How to complete this task: With the images omitted, return all of the entries exactly as they stand.

[Stored items from a collection]
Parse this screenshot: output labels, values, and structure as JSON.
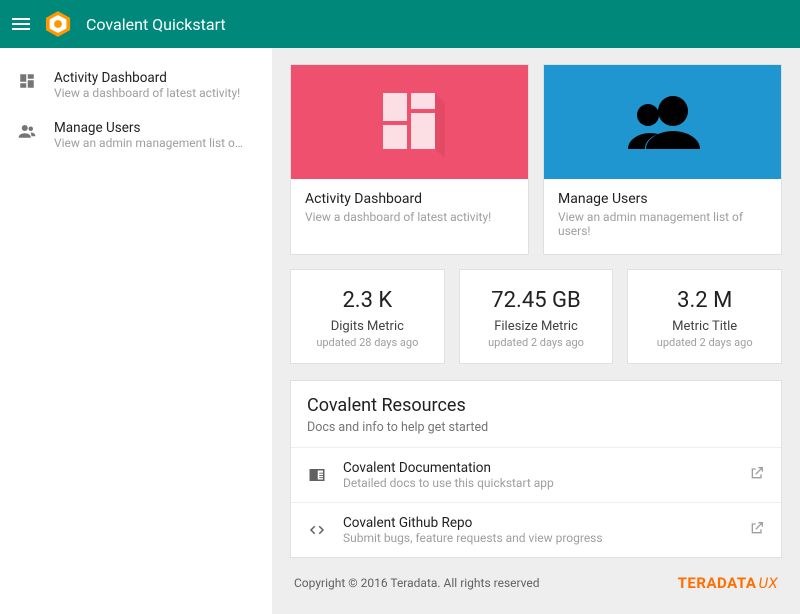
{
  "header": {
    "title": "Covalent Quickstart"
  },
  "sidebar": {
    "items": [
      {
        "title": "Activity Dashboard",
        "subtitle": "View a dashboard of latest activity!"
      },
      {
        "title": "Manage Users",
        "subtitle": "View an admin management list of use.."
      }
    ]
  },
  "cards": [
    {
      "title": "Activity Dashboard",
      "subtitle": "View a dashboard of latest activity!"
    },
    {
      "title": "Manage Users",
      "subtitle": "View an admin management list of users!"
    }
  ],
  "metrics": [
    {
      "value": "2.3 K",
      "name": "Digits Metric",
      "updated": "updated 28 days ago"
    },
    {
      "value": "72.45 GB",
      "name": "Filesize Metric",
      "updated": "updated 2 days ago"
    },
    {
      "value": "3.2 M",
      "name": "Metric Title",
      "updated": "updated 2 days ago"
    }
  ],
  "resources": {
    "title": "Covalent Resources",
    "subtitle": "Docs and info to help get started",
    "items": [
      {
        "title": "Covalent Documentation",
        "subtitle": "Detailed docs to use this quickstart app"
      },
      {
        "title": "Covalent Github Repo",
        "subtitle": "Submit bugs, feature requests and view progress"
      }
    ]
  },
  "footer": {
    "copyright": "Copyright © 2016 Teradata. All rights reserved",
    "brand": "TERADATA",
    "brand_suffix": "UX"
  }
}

Written response:
Parse this screenshot: output labels, values, and structure as JSON.
{
  "header": {
    "title": "Covalent Quickstart"
  },
  "sidebar": {
    "items": [
      {
        "title": "Activity Dashboard",
        "subtitle": "View a dashboard of latest activity!"
      },
      {
        "title": "Manage Users",
        "subtitle": "View an admin management list of use.."
      }
    ]
  },
  "cards": [
    {
      "title": "Activity Dashboard",
      "subtitle": "View a dashboard of latest activity!"
    },
    {
      "title": "Manage Users",
      "subtitle": "View an admin management list of users!"
    }
  ],
  "metrics": [
    {
      "value": "2.3 K",
      "name": "Digits Metric",
      "updated": "updated 28 days ago"
    },
    {
      "value": "72.45 GB",
      "name": "Filesize Metric",
      "updated": "updated 2 days ago"
    },
    {
      "value": "3.2 M",
      "name": "Metric Title",
      "updated": "updated 2 days ago"
    }
  ],
  "resources": {
    "title": "Covalent Resources",
    "subtitle": "Docs and info to help get started",
    "items": [
      {
        "title": "Covalent Documentation",
        "subtitle": "Detailed docs to use this quickstart app"
      },
      {
        "title": "Covalent Github Repo",
        "subtitle": "Submit bugs, feature requests and view progress"
      }
    ]
  },
  "footer": {
    "copyright": "Copyright © 2016 Teradata. All rights reserved",
    "brand": "TERADATA",
    "brand_suffix": "UX"
  }
}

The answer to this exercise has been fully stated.